She singles out the housing market for offering pockets of value.
The UK is facing a massive undersupply of housing, with the construction of homes running at only 30 000 a year – well below levels of more than 50 000 seen in 2011 and 2012. Industry players estimate that the UK requires about 270 000 new affordable homes a year.
Private developers are expected to plug the shortages.
For the housing opportunities available, South Africans can purchase a full title studio apartment (20m² to 25m²) for as little as R1.2 million (£75 000), which can be leased for student accommodation purposes. Hurst and Wills has partnered with student accommodation property developers that offer fully furnished apartments and are managed by a local property expert.
“We are attracted to student accommodation market as we think that’s where the growth is,” said Bathurst.
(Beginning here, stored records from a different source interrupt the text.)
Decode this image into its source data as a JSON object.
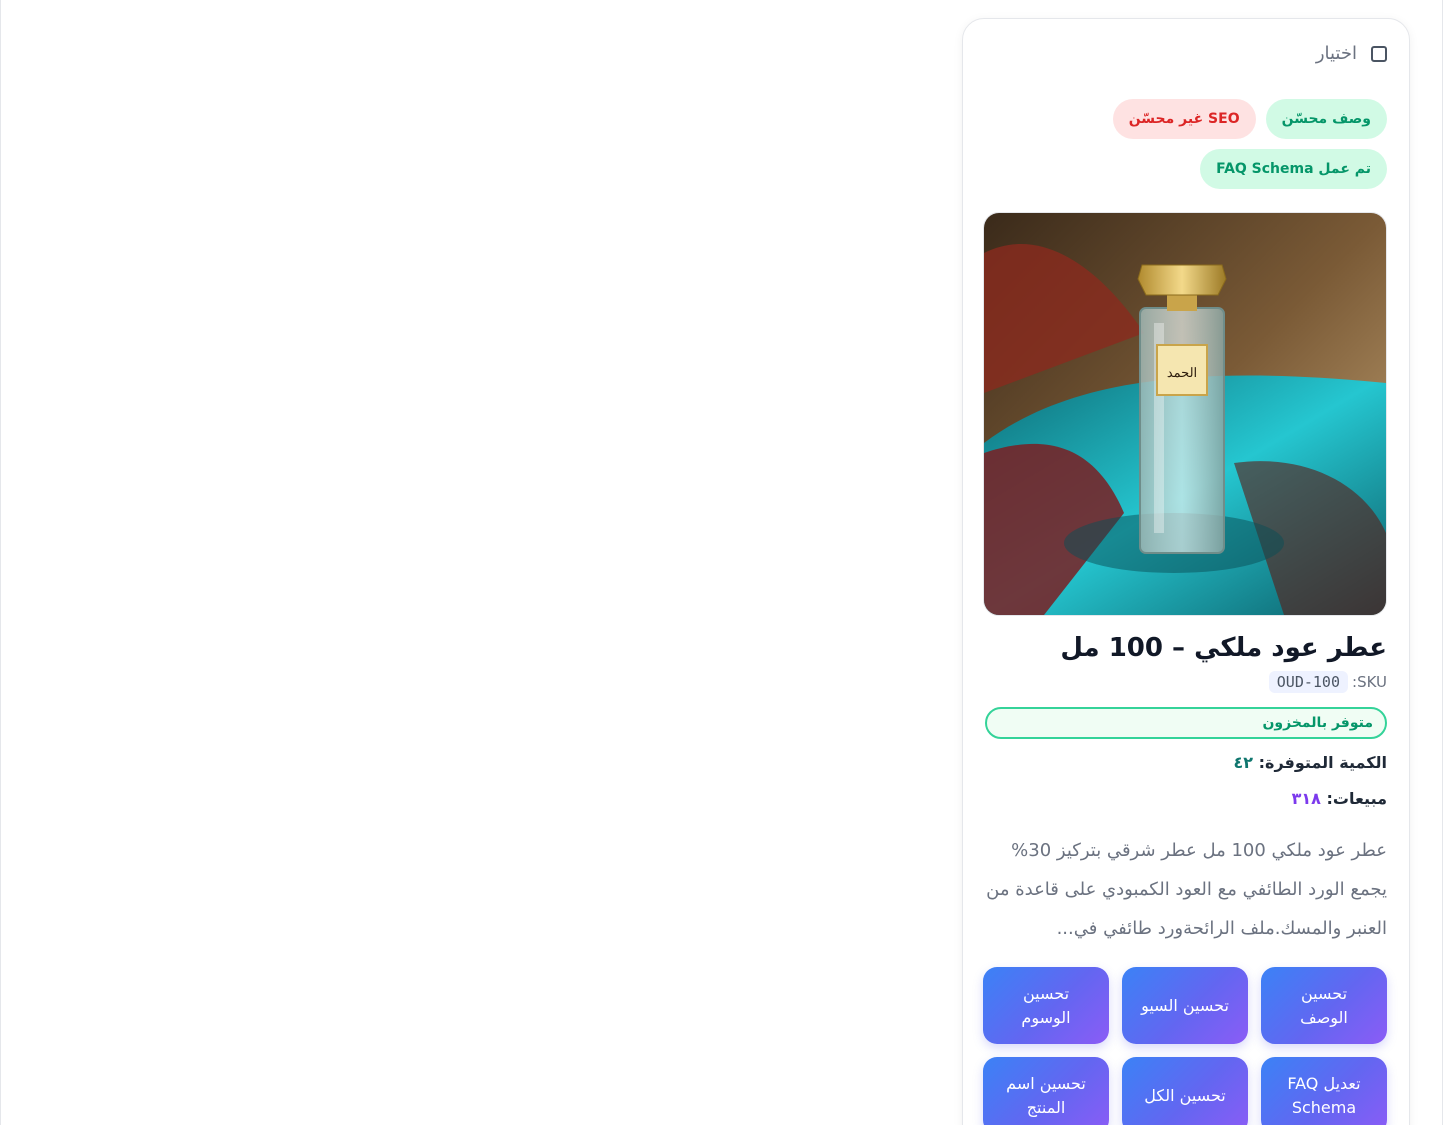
{
  "selection": {
    "label": "اختيار",
    "checked": false
  },
  "badges": [
    {
      "text": "وصف محسّن",
      "status": "success"
    },
    {
      "text": "SEO غير محسّن",
      "status": "danger"
    },
    {
      "text": "تم عمل FAQ Schema",
      "status": "success"
    }
  ],
  "product": {
    "image_icon": "perfume-bottle-photo",
    "image_label_text": "الحمد",
    "title": "عطر عود ملكي – 100 مل",
    "sku_label": "SKU:",
    "sku": "OUD-100",
    "stock_status": "متوفر بالمخزون",
    "quantity_label": "الكمية المتوفرة:",
    "quantity_value": "٤٢",
    "sales_label": "مبيعات:",
    "sales_value": "٣١٨",
    "description": "عطر عود ملكي 100 مل عطر شرقي بتركيز 30% يجمع الورد الطائفي مع العود الكمبودي على قاعدة من العنبر والمسك.ملف الرائحةورد طائفي في..."
  },
  "actions": [
    "تحسين الوصف",
    "تحسين السيو",
    "تحسين الوسوم",
    "تعديل FAQ Schema",
    "تحسين الكل",
    "تحسين اسم المنتج"
  ],
  "colors": {
    "success_bg": "#d1fae5",
    "success_text": "#059669",
    "danger_bg": "#fee2e2",
    "danger_text": "#dc2626",
    "button_gradient_start": "#3b82f6",
    "button_gradient_end": "#8b5cf6",
    "quantity_value": "#0f766e",
    "sales_value": "#7c3aed"
  }
}
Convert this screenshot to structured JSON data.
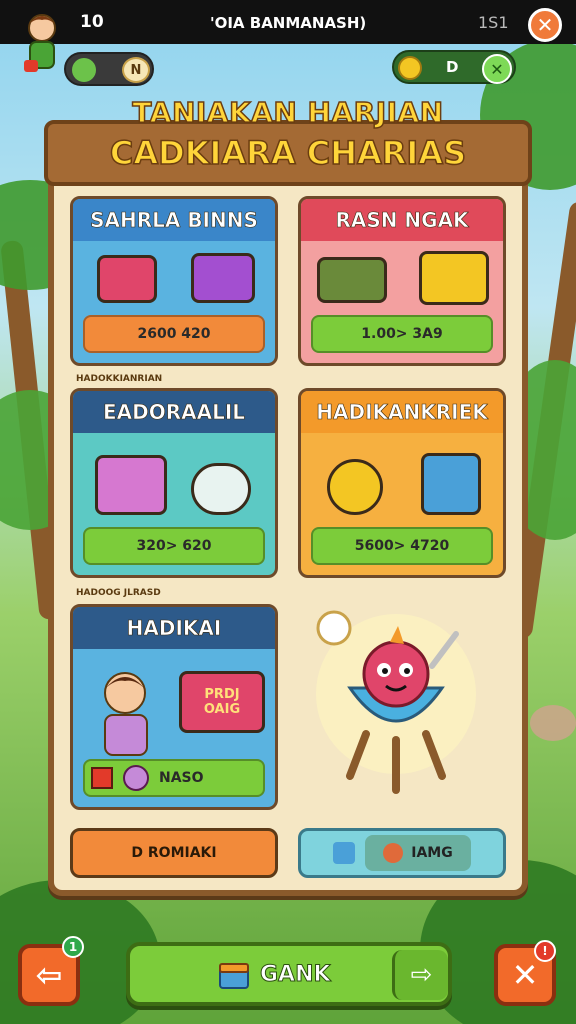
{
  "topbar": {
    "left_number": "10",
    "title": "'OIA BANMANASH)",
    "right_number": "1S1"
  },
  "hud": {
    "coin_label": "N",
    "currency_value": "D"
  },
  "header": {
    "line1": "TANIAKAN HARJIAN",
    "line2": "CADKIARA CHARIAS"
  },
  "cards": [
    {
      "title": "SAHRLA BINNS",
      "button": "2600 420"
    },
    {
      "title": "RASN NGAK",
      "button": "1.00> 3A9"
    },
    {
      "title": "EADORAALIL",
      "button": "320> 620",
      "tag": "HADOKKIANRIAN"
    },
    {
      "title": "HADIKANKRIEK",
      "button": "5600> 4720"
    },
    {
      "title": "HADIKAI",
      "button": "NASO",
      "tag": "HADOOG JLRASD",
      "chest_text_1": "PRDJ",
      "chest_text_2": "OAIG"
    }
  ],
  "bottom_buttons": {
    "left": "D ROMIAKI",
    "right": "IAMG"
  },
  "footer": {
    "main_label": "GANK",
    "left_badge": "1",
    "right_badge": "!"
  },
  "colors": {
    "board_bg": "#f5e7c4",
    "wood": "#8a5a2b",
    "title_gold": "#ffd53a",
    "green_button": "#7ccc3a",
    "orange_button": "#f26a2a"
  }
}
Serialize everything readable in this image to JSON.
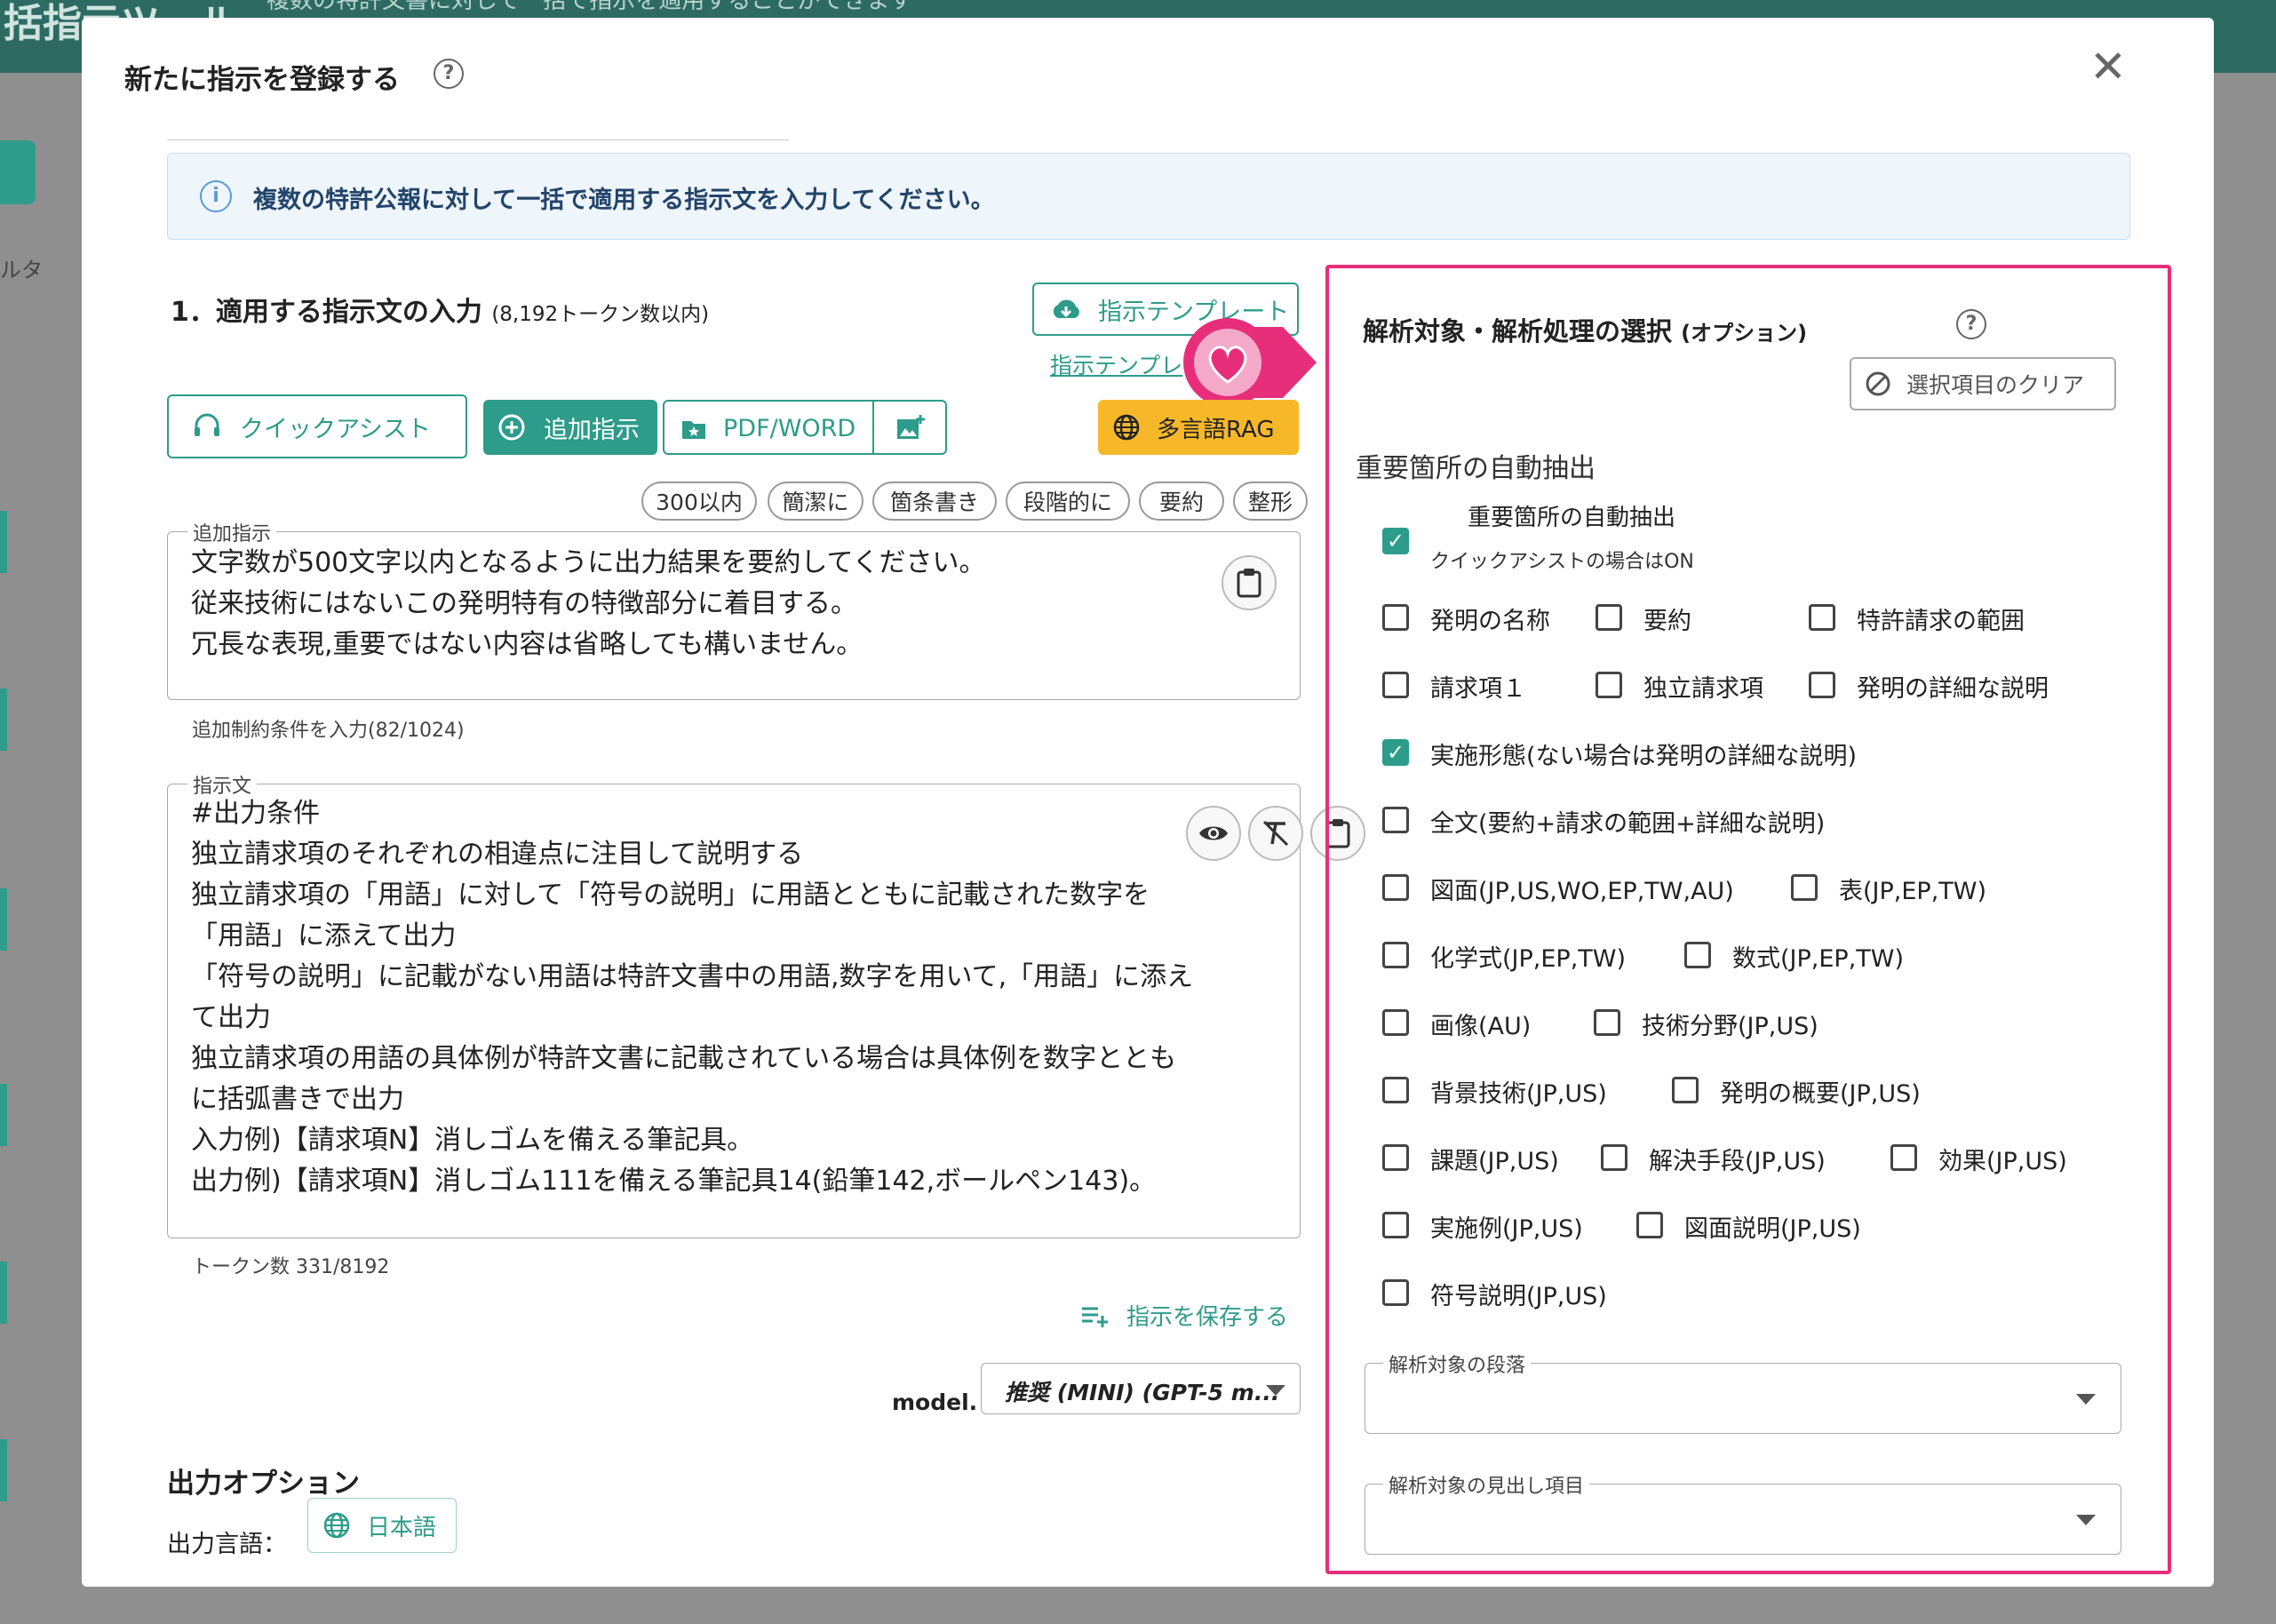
{
  "background": {
    "title": "括指示ツール",
    "desc": "複数の特許文書に対して一括で指示を適用することができます",
    "filter_label": "ルタ"
  },
  "modal": {
    "title": "新たに指示を登録する",
    "info": "複数の特許公報に対して一括で適用する指示文を入力してください。",
    "section1": {
      "title": "1．適用する指示文の入力",
      "sub": "(8,192トークン数以内)"
    },
    "template_button": "指示テンプレート",
    "template_link": "指示テンプレ",
    "toolbar": {
      "quick_assist": "クイックアシスト",
      "add_instruction": "追加指示",
      "pdf_word": "PDF/WORD",
      "multilang": "多言語RAG"
    },
    "chips": [
      "300以内",
      "簡潔に",
      "箇条書き",
      "段階的に",
      "要約",
      "整形"
    ],
    "additional": {
      "label": "追加指示",
      "lines": [
        "文字数が500文字以内となるように出力結果を要約してください。",
        "従来技術にはないこの発明特有の特徴部分に着目する。",
        "冗長な表現,重要ではない内容は省略しても構いません。"
      ],
      "helper": "追加制約条件を入力(82/1024)"
    },
    "instruction": {
      "label": "指示文",
      "lines": [
        "#出力条件",
        "独立請求項のそれぞれの相違点に注目して説明する",
        "独立請求項の「用語」に対して「符号の説明」に用語とともに記載された数字を",
        "「用語」に添えて出力",
        "「符号の説明」に記載がない用語は特許文書中の用語,数字を用いて,「用語」に添え",
        "て出力",
        "独立請求項の用語の具体例が特許文書に記載されている場合は具体例を数字ととも",
        "に括弧書きで出力",
        "入力例)【請求項N】消しゴムを備える筆記具。",
        "出力例)【請求項N】消しゴム111を備える筆記具14(鉛筆142,ボールペン143)。"
      ],
      "helper": "トークン数 331/8192"
    },
    "save_link": "指示を保存する",
    "model": {
      "label": "model.",
      "value": "推奨 (MINI) (GPT-5 m..."
    },
    "output": {
      "title": "出力オプション",
      "lang_label": "出力言語：",
      "lang_value": "日本語"
    },
    "panel": {
      "title": "解析対象・解析処理の選択",
      "title_suffix": "(オプション)",
      "clear_button": "選択項目のクリア",
      "auto_heading": "重要箇所の自動抽出",
      "auto_label": "重要箇所の自動抽出",
      "auto_sub": "クイックアシストの場合はON",
      "rows": [
        [
          {
            "label": "発明の名称",
            "checked": false
          },
          {
            "label": "要約",
            "checked": false
          },
          {
            "label": "特許請求の範囲",
            "checked": false
          }
        ],
        [
          {
            "label": "請求項１",
            "checked": false
          },
          {
            "label": "独立請求項",
            "checked": false
          },
          {
            "label": "発明の詳細な説明",
            "checked": false
          }
        ],
        [
          {
            "label": "実施形態(ない場合は発明の詳細な説明)",
            "checked": true
          }
        ],
        [
          {
            "label": "全文(要約+請求の範囲+詳細な説明)",
            "checked": false
          }
        ],
        [
          {
            "label": "図面(JP,US,WO,EP,TW,AU)",
            "checked": false
          },
          {
            "label": "表(JP,EP,TW)",
            "checked": false
          }
        ],
        [
          {
            "label": "化学式(JP,EP,TW)",
            "checked": false
          },
          {
            "label": "数式(JP,EP,TW)",
            "checked": false
          }
        ],
        [
          {
            "label": "画像(AU)",
            "checked": false
          },
          {
            "label": "技術分野(JP,US)",
            "checked": false
          }
        ],
        [
          {
            "label": "背景技術(JP,US)",
            "checked": false
          },
          {
            "label": "発明の概要(JP,US)",
            "checked": false
          }
        ],
        [
          {
            "label": "課題(JP,US)",
            "checked": false
          },
          {
            "label": "解決手段(JP,US)",
            "checked": false
          },
          {
            "label": "効果(JP,US)",
            "checked": false
          }
        ],
        [
          {
            "label": "実施例(JP,US)",
            "checked": false
          },
          {
            "label": "図面説明(JP,US)",
            "checked": false
          }
        ],
        [
          {
            "label": "符号説明(JP,US)",
            "checked": false
          }
        ]
      ],
      "select1_label": "解析対象の段落",
      "select2_label": "解析対象の見出し項目"
    }
  },
  "colors": {
    "accent": "#2d9c8a",
    "highlight": "#e72e7b",
    "cta": "#f6b829"
  }
}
Along with shortages of quality housing, the student accommodation market has seen a growing number of students coming into the UK and enrolling at learning institutions. The UK is also attracts a number of international students, particularly from India, Saudi Arabia, Nigeria, and China.
This essentially creates a demand for accommodation, especially when learning institutions can only accommodate a limited number of students on campus.
“These students expect quality accommodation; they don’t want to share or be in a dormitory style-accommodation. In some cities, they only have beds (units) for 30% of the students. There is a huge demand to build more student accommodation that is close to universities.”
Bathurst is particularly interested in northern UK cities like Manchester and Liverpool.
Both locations are seeing huge infrastructure investments after many years of neglect. In 2016, the government confirmed plans to build a £56 billion high-speed train, which will allow commuters to travel from Manchester to Central London in an hour, compared with the current two-hour journey. The high-speed train development is expected to be operational from 2026.
Chinese investors recently pledged £1 billion to refurbish Manchester Airport by 2023. Once the infrastructure projects are completed, other offices and retail developments are expected to follow, and surrounding properties might see an increase in their valuation.
Yields and returns
UK-based bank LendInvest named Manchester as the best buy-to-let area in England for rental yields – a key metric for measuring the rate of income a landlord can achieve from a property.
Buy-to-let investors are achieving an average gross rental yield (before excluding costs) of 5.55% (in pound terms) in December 2017, according to LendInvest. After converting to rand, the yield can amount to almost 20%. This is impressive compared to what landlords are achieving in South Africa – an average gross rental yield of between 6.5% and 9.3%.
Like with any investment class, investing in property is largely speculative. The investment case for the UK property market hinges on currency exchange rates, with the pound expected to be volatile in the next few months as Brexit negotiations continue.
Expect to pay taxes when diversifying in the UK, mainly a Stamp Duty Land Tax, equivalent to Transfer Duty tax in South Africa. This UK tax is levied on residential property purchases worth more than £125 000 (R2 million).
Other costs to be incurred are conveyancing costs, council tax on property (similar to municipality tax) and capital gains tax when selling a property.